Under tight security, Niger has wrapped up its presidential election. President Issoufou stood his ground as opponents alleged corruption.
The atmosphere was tense but peaceful in Niger on Sunday as the presidential polls closed in the landlocked African country.
Security was tight at the over 25,000 voting stations scattered across the country of some 7.5 million inhabitants as incumbent President Mahamadou Issoufou, who is seeking a second five-year term, promised to deliver a "knockout" blow to his opponents.
Issoufou's main opponent highlighted the link:19049716:political turmoil# that has plagued the resource-rich but impoverished nation since 2013.

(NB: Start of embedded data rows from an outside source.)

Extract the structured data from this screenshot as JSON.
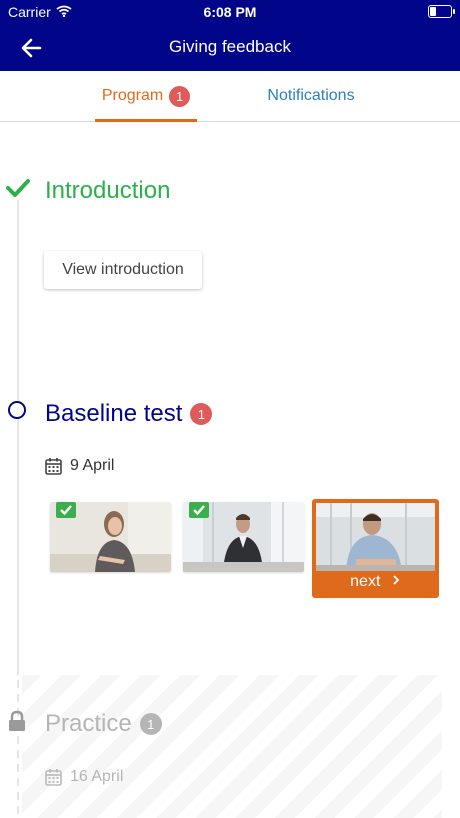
{
  "status_bar": {
    "carrier": "Carrier",
    "time": "6:08 PM"
  },
  "nav": {
    "title": "Giving feedback"
  },
  "tabs": [
    {
      "label": "Program",
      "badge": "1"
    },
    {
      "label": "Notifications"
    }
  ],
  "timeline": {
    "introduction": {
      "title": "Introduction",
      "button": "View introduction"
    },
    "baseline": {
      "title": "Baseline test",
      "badge": "1",
      "date": "9 April",
      "videos": [
        {
          "completed": true
        },
        {
          "completed": true
        },
        {
          "next_label": "next"
        }
      ]
    },
    "practice": {
      "title": "Practice",
      "badge": "1",
      "date": "16 April"
    }
  },
  "colors": {
    "brand": "#01058a",
    "accent": "#e06a1b",
    "success": "#2bb14a",
    "link": "#2a7fc4",
    "badge": "#e05a5a"
  },
  "icons": [
    "wifi-icon",
    "battery-icon",
    "back-arrow-icon",
    "check-icon",
    "circle-icon",
    "calendar-icon",
    "lock-icon",
    "chevron-right-icon"
  ]
}
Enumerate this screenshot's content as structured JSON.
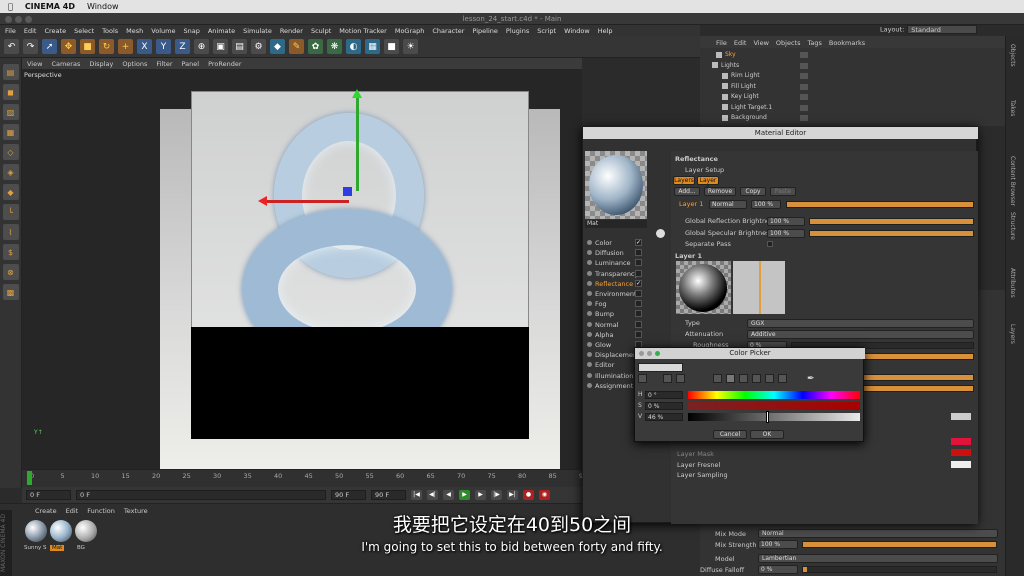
{
  "mac_menu": {
    "app": "CINEMA 4D",
    "window": "Window"
  },
  "window_title": "lesson_24_start.c4d * - Main",
  "main_menu": [
    "File",
    "Edit",
    "Create",
    "Select",
    "Tools",
    "Mesh",
    "Volume",
    "Snap",
    "Animate",
    "Simulate",
    "Render",
    "Sculpt",
    "Motion Tracker",
    "MoGraph",
    "Character",
    "Pipeline",
    "Plugins",
    "Script",
    "Window",
    "Help"
  ],
  "layout": {
    "label": "Layout:",
    "value": "Standard"
  },
  "viewport": {
    "menu": [
      "View",
      "Cameras",
      "Display",
      "Options",
      "Filter",
      "Panel",
      "ProRender"
    ],
    "label": "Perspective"
  },
  "timeline": {
    "ticks": [
      "0",
      "5",
      "10",
      "15",
      "20",
      "25",
      "30",
      "35",
      "40",
      "45",
      "50",
      "55",
      "60",
      "65",
      "70",
      "75",
      "80",
      "85",
      "90"
    ],
    "end_label": "0 F"
  },
  "frame": {
    "current": "0 F",
    "start": "0 F",
    "end": "90 F",
    "end2": "90 F"
  },
  "material_manager": {
    "menu": [
      "Create",
      "Edit",
      "Function",
      "Texture"
    ],
    "materials": [
      "Sunny S",
      "Mat",
      "BG"
    ]
  },
  "object_manager": {
    "menu": [
      "File",
      "Edit",
      "View",
      "Objects",
      "Tags",
      "Bookmarks"
    ],
    "objects": [
      "Sky",
      "Lights",
      "Rim Light",
      "Fill Light",
      "Key Light",
      "Light Target.1",
      "Background"
    ]
  },
  "right_tabs": [
    "Objects",
    "Takes",
    "Content Browser",
    "Structure",
    "Attributes",
    "Layers"
  ],
  "material_editor": {
    "title": "Material Editor",
    "mat_name": "Mat",
    "channels": [
      {
        "name": "Color",
        "checked": "✓"
      },
      {
        "name": "Diffusion",
        "checked": ""
      },
      {
        "name": "Luminance",
        "checked": ""
      },
      {
        "name": "Transparency",
        "checked": ""
      },
      {
        "name": "Reflectance",
        "checked": "✓"
      },
      {
        "name": "Environment",
        "checked": ""
      },
      {
        "name": "Fog",
        "checked": ""
      },
      {
        "name": "Bump",
        "checked": ""
      },
      {
        "name": "Normal",
        "checked": ""
      },
      {
        "name": "Alpha",
        "checked": ""
      },
      {
        "name": "Glow",
        "checked": ""
      },
      {
        "name": "Displacement",
        "checked": ""
      },
      {
        "name": "Editor",
        "checked": ""
      },
      {
        "name": "Illumination",
        "checked": ""
      },
      {
        "name": "Assignment",
        "checked": ""
      }
    ],
    "section": "Reflectance",
    "layer_setup": "Layer Setup",
    "tabs": [
      "Layers",
      "Layer 1"
    ],
    "buttons": [
      "Add...",
      "Remove",
      "Copy",
      "Paste"
    ],
    "layer_row": {
      "name": "Layer 1",
      "mode": "Normal",
      "value": "100 %"
    },
    "global_reflection": {
      "label": "Global Reflection Brightness",
      "value": "100 %"
    },
    "global_specular": {
      "label": "Global Specular Brightness",
      "value": "100 %"
    },
    "separate_pass": "Separate Pass",
    "layer_header": "Layer 1",
    "type": {
      "label": "Type",
      "value": "GGX"
    },
    "attenuation": {
      "label": "Attenuation",
      "value": "Additive"
    },
    "roughness": {
      "label": "Roughness",
      "value": "0 %"
    },
    "collapsed": [
      "Layer Mask",
      "Layer Fresnel",
      "Layer Sampling"
    ]
  },
  "color_picker": {
    "title": "Color Picker",
    "h": {
      "label": "H",
      "value": "0 °"
    },
    "s": {
      "label": "S",
      "value": "0 %"
    },
    "v": {
      "label": "V",
      "value": "46 %"
    },
    "v_fraction": 0.46,
    "cancel": "Cancel",
    "ok": "OK"
  },
  "attributes": {
    "mix_mode": {
      "label": "Mix Mode",
      "value": "Normal"
    },
    "mix_strength": {
      "label": "Mix Strength",
      "value": "100 %"
    },
    "model": {
      "label": "Model",
      "value": "Lambertian"
    },
    "diffuse_falloff": {
      "label": "Diffuse Falloff",
      "value": "0 %"
    }
  },
  "subtitles": {
    "zh": "我要把它设定在40到50之间",
    "en": "I'm going to set this to bid between forty and fifty."
  }
}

Opposition leader Hama Amadou, a former speaker of parliament, broke with Issoufou in that year and was subsequently accused of trafficking children. He fled to France, only to be arrested upon his return in November 2015 and thus conducted his campaign from prison.

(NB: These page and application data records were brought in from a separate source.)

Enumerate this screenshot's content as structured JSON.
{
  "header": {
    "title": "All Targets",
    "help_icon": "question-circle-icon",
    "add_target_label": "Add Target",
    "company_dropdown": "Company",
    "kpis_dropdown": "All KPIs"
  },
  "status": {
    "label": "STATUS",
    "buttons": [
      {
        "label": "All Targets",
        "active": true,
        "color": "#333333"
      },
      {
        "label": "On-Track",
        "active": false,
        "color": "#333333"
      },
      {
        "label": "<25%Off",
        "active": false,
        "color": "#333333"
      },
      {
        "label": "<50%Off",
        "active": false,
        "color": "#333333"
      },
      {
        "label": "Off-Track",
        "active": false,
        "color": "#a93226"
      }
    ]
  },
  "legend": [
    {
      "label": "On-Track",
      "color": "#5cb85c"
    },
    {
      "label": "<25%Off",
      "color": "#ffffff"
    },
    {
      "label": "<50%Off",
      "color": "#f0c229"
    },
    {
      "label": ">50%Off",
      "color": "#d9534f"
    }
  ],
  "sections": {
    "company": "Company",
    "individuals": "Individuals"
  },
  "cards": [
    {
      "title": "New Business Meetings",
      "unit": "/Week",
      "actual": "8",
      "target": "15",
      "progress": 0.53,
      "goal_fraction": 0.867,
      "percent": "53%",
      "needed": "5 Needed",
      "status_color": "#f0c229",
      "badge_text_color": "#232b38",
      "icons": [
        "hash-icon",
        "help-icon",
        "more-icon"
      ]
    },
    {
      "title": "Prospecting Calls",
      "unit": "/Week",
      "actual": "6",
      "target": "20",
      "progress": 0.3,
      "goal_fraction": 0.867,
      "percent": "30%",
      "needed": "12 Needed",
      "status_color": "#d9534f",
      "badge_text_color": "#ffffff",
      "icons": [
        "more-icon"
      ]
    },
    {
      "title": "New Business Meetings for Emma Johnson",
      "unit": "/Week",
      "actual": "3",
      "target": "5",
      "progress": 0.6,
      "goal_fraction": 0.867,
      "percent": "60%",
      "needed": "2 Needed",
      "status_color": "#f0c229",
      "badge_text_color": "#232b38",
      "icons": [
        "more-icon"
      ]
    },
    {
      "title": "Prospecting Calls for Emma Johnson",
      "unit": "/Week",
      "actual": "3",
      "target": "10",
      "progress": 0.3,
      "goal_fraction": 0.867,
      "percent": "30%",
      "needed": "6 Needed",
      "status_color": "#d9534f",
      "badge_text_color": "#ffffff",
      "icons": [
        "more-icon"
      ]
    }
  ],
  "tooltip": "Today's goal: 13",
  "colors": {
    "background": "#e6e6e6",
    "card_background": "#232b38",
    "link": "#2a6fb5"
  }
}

The president's 14 rival candidates have already accused him of a plot to rig the election in his favor.
Defense was one of the major themes of the campaign, with Niger facing spillover from Islamist insurgencies in neighboring Nigheria, Mali, and Libya.
Issoufou was upbeat on Sunday, however, saying that this was a "great day" for the country.

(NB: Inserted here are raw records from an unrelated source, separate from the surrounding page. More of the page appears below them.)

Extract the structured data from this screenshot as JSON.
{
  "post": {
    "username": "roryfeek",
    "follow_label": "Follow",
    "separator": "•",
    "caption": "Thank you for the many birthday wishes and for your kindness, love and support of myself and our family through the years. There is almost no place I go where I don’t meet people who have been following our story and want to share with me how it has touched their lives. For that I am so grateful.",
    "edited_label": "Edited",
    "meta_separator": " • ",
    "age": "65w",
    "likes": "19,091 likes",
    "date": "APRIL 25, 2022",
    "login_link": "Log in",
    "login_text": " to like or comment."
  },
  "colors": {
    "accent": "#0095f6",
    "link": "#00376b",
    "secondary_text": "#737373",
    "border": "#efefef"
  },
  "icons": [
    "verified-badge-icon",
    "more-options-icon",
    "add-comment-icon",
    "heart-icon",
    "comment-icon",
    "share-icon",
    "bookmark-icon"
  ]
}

"This is a great day for Niger and for our institutions," the president said to the French-language news outlet La Voix de l'Amerique.
"There will be only one winner, it will be Niger. Niger needs peace and security to continue on the path of progress, economic and social development," said the former mathematician and mining engineer who now leads the Socialist Party.
Results are set to be announced in five days time.
If no candidate is able to security a majority of the vote, a run-off election of top contenders will be called. President Issoufou, however, was confident that this would not be necessary, saying he was "absolutely" confident of his victory.
es/jm (AFP, dpa)